BERKELEY — As the deadline arrived for comments to an environmental report on a Central California crude-by-rail project, a San Jose City councilman got the early jump, announcing his opposition in a news release Monday afternoon.

The Phillips 66 Company Rail Spur Extension Project would bring as many as 250 unit trains a year with 80 tank cars plus locomotives and supporting cars to a new crude oil unloading facility in Santa Maria from the north or from the south along tracks owned by the Union Pacific Railroad.

Likely itineraries for the crude oil supplies coming from out-of-state include the Union Pacific Railroad tracks along the eastern shore of San Pablo and San Francisco bays that also carry Amtrak’s Capitol Corridor and Coast Starlight trains.
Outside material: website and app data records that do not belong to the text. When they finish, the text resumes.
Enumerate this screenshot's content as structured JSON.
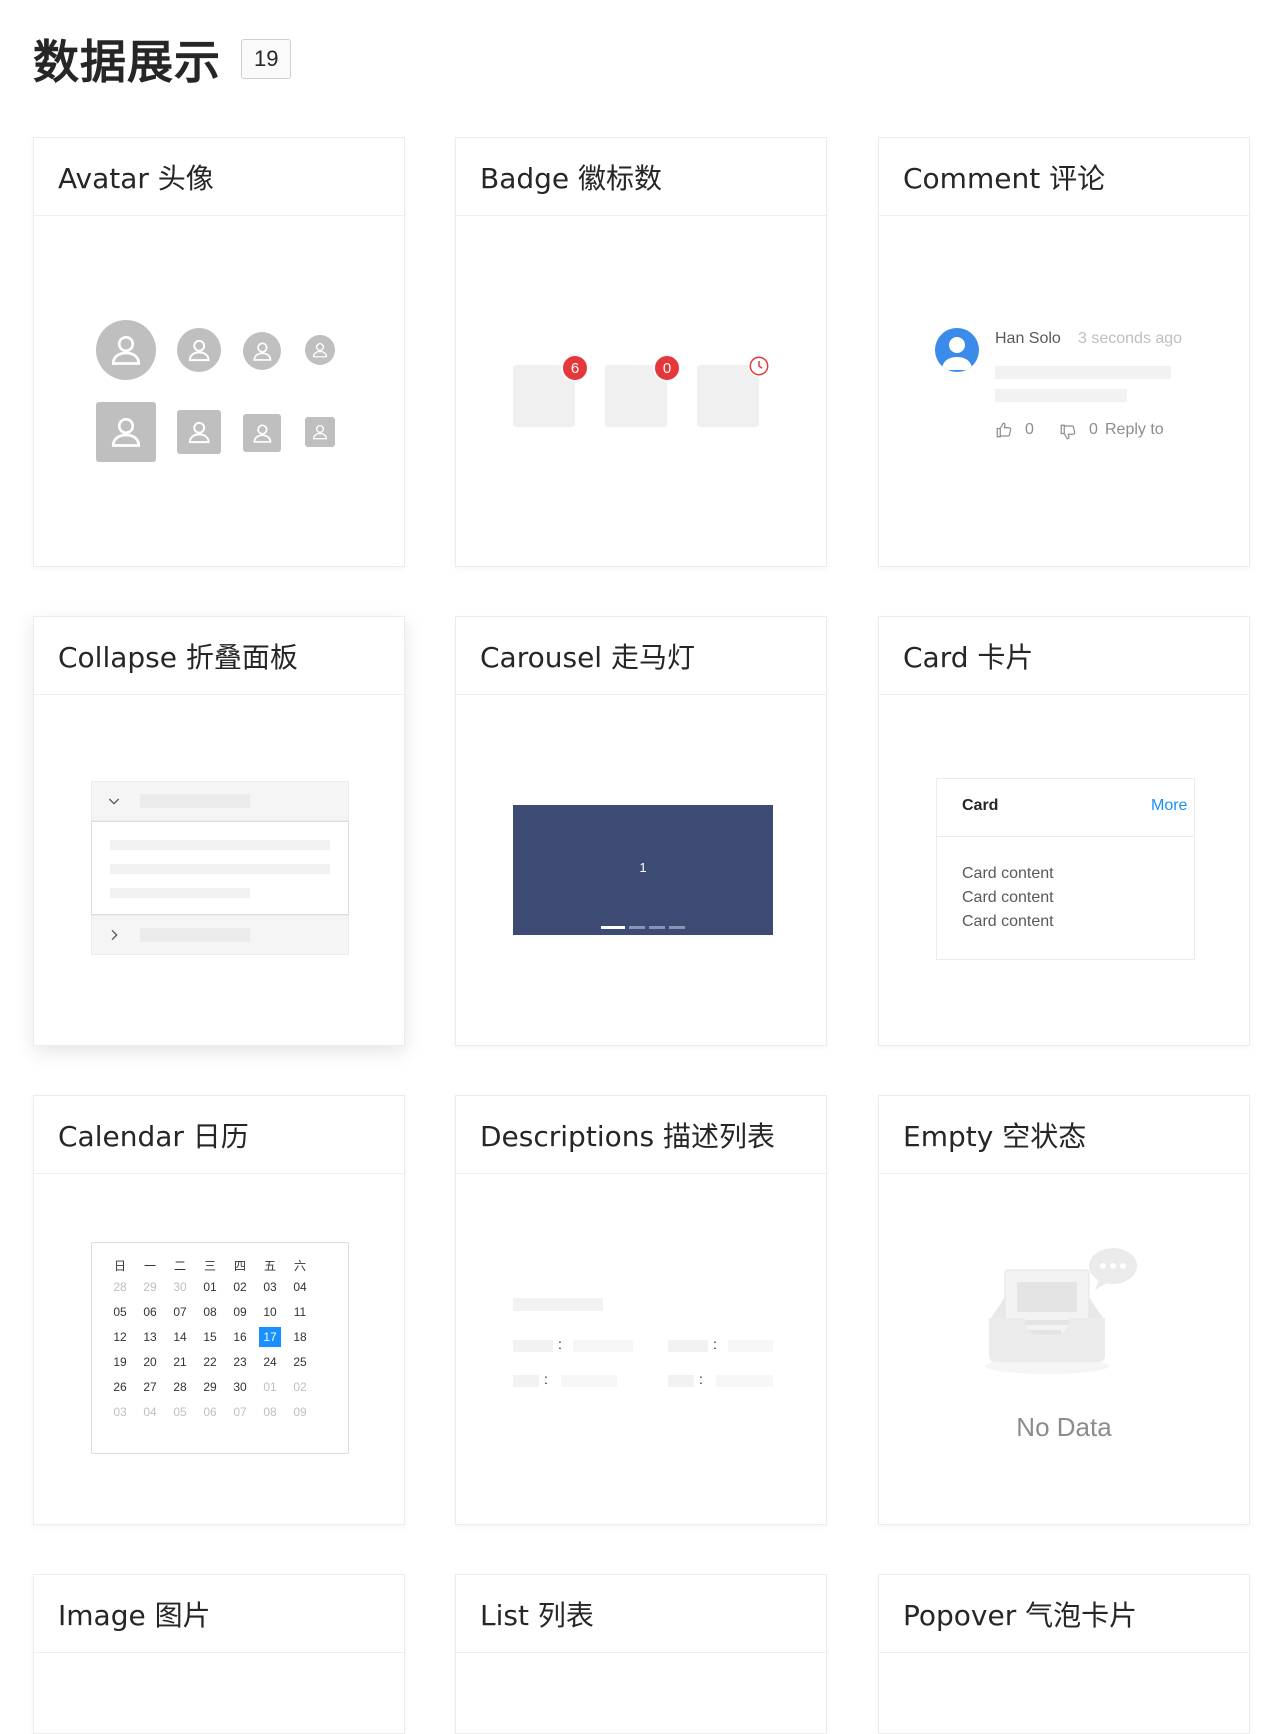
{
  "header": {
    "title": "数据展示",
    "count": "19"
  },
  "cards": {
    "avatar": {
      "title": "Avatar 头像"
    },
    "badge": {
      "title": "Badge 徽标数",
      "counts": [
        "6",
        "0"
      ]
    },
    "comment": {
      "title": "Comment 评论",
      "author": "Han Solo",
      "time": "3 seconds ago",
      "likes": "0",
      "dislikes": "0",
      "reply": "Reply to"
    },
    "collapse": {
      "title": "Collapse 折叠面板"
    },
    "carousel": {
      "title": "Carousel 走马灯",
      "slide": "1",
      "bg_color": "#3d4a73"
    },
    "card": {
      "title": "Card 卡片",
      "inner_title": "Card",
      "more": "More",
      "lines": [
        "Card content",
        "Card content",
        "Card content"
      ]
    },
    "calendar": {
      "title": "Calendar 日历",
      "weekdays": [
        "日",
        "一",
        "二",
        "三",
        "四",
        "五",
        "六"
      ],
      "days": [
        "28",
        "29",
        "30",
        "01",
        "02",
        "03",
        "04",
        "05",
        "06",
        "07",
        "08",
        "09",
        "10",
        "11",
        "12",
        "13",
        "14",
        "15",
        "16",
        "17",
        "18",
        "19",
        "20",
        "21",
        "22",
        "23",
        "24",
        "25",
        "26",
        "27",
        "28",
        "29",
        "30",
        "01",
        "02",
        "03",
        "04",
        "05",
        "06",
        "07",
        "08",
        "09"
      ],
      "dim_days": [
        0,
        1,
        2,
        33,
        34,
        35,
        36,
        37,
        38,
        39,
        40,
        41
      ],
      "selected": 19
    },
    "descriptions": {
      "title": "Descriptions 描述列表"
    },
    "empty": {
      "title": "Empty 空状态",
      "text": "No Data"
    },
    "image": {
      "title": "Image 图片"
    },
    "list": {
      "title": "List 列表"
    },
    "popover": {
      "title": "Popover 气泡卡片"
    }
  }
}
“This will allow mile-long oil trains carrying millions of gallons of explosive, toxic crude oil in unsafe tank cars to travel through California every day,” reads a news release from San Jose City Councilman Ash Kalra. “These trains will travel through the Bay Area passing neighborhoods in San Jose, including Kalra’s District 2 in south San Jose. This proposed plan threatens the residents and families along the rail routes and also threatens the environment and local water supplies.”

Kalra continues by urging San Luis Obispo County to reject the project, saying, “The safety of our community members, our health, and our environment, should not be taken lightly.”
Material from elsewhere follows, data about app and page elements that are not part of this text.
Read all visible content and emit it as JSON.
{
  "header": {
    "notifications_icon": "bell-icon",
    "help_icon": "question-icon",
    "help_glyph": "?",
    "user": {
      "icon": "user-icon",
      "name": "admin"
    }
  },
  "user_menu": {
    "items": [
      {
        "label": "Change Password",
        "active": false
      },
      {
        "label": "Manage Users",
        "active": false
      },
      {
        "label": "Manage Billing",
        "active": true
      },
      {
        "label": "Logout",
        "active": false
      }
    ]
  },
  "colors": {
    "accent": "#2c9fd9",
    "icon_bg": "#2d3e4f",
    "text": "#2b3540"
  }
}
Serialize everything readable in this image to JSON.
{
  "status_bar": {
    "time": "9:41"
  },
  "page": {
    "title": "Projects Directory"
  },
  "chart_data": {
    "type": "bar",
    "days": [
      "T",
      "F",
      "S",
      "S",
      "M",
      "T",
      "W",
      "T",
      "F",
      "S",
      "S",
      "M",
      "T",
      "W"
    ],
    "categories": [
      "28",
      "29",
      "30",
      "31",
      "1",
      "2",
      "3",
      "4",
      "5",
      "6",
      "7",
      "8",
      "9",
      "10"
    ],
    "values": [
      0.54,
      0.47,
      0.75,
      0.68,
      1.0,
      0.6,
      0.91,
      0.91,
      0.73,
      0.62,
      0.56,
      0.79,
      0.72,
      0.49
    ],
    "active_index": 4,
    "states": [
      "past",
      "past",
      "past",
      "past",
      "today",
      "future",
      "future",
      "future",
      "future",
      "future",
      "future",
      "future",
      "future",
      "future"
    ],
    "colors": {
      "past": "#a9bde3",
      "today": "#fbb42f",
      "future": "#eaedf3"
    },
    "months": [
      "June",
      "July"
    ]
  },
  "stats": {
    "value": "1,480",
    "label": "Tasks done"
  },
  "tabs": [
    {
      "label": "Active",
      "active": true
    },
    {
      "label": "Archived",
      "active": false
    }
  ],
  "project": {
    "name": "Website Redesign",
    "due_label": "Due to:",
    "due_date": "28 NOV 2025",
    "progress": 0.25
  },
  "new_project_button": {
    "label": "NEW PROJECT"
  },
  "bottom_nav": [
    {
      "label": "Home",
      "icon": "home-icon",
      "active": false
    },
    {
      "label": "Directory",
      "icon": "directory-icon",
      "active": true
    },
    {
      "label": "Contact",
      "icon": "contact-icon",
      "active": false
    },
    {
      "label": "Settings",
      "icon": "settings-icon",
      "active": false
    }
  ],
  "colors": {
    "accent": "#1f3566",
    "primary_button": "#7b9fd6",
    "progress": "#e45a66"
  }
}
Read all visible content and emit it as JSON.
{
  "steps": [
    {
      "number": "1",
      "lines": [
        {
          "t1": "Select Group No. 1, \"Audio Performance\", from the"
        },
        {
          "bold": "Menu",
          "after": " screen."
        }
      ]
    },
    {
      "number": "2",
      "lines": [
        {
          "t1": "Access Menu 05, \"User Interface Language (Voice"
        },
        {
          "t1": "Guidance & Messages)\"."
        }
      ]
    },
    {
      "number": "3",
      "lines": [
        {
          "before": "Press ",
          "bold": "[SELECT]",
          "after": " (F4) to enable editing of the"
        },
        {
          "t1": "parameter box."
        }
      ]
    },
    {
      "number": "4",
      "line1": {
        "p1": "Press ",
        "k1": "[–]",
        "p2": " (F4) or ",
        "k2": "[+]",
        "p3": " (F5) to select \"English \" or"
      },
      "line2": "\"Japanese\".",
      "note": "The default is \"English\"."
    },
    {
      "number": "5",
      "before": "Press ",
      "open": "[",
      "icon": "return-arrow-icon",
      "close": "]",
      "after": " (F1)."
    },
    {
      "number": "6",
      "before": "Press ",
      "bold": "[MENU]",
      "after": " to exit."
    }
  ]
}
In March, the Berkeley and Richmond city councils voted unanimously to oppose the transport of crude oil by rail through the East Bay.

As of early Tuesday, Berkeley had not communicated to this newspaper its comments to the environmental report. San Luis Obispo County as of early Tuesday had not published what is expected to be a voluminous body of comments from public agencies, advocacy groups and individuals.

On Tuesday, Berkeley Mayor Tom Bates said, “Having 60-car trains going through our town, as many as two a day, is an area of concern for anyone in the Bay Area because of the vulnerability of the rail cars and the problems that would ensue if one of them would explode.”

The Phillips 66 Santa Maria refinery currently receives its crude oil supply via underground pipeline from locations throughout California, but with the decline in crude oil production in the state, it is looking to alternative supplies that would be delivered most practically by rail, according to the refinery website.

“The refinery currently uses trains to transport products, and refinery personnel have decades of experience in safely handling railcars,” the Santa Maria Refinery Rail Project page reads in part. “The proposed change will help the refinery, and the approximately 200 permanent jobs it provides, remain viable under increasingly challenging business conditions.

“Everything at Phillips 66 is done with safety as the highest priority.”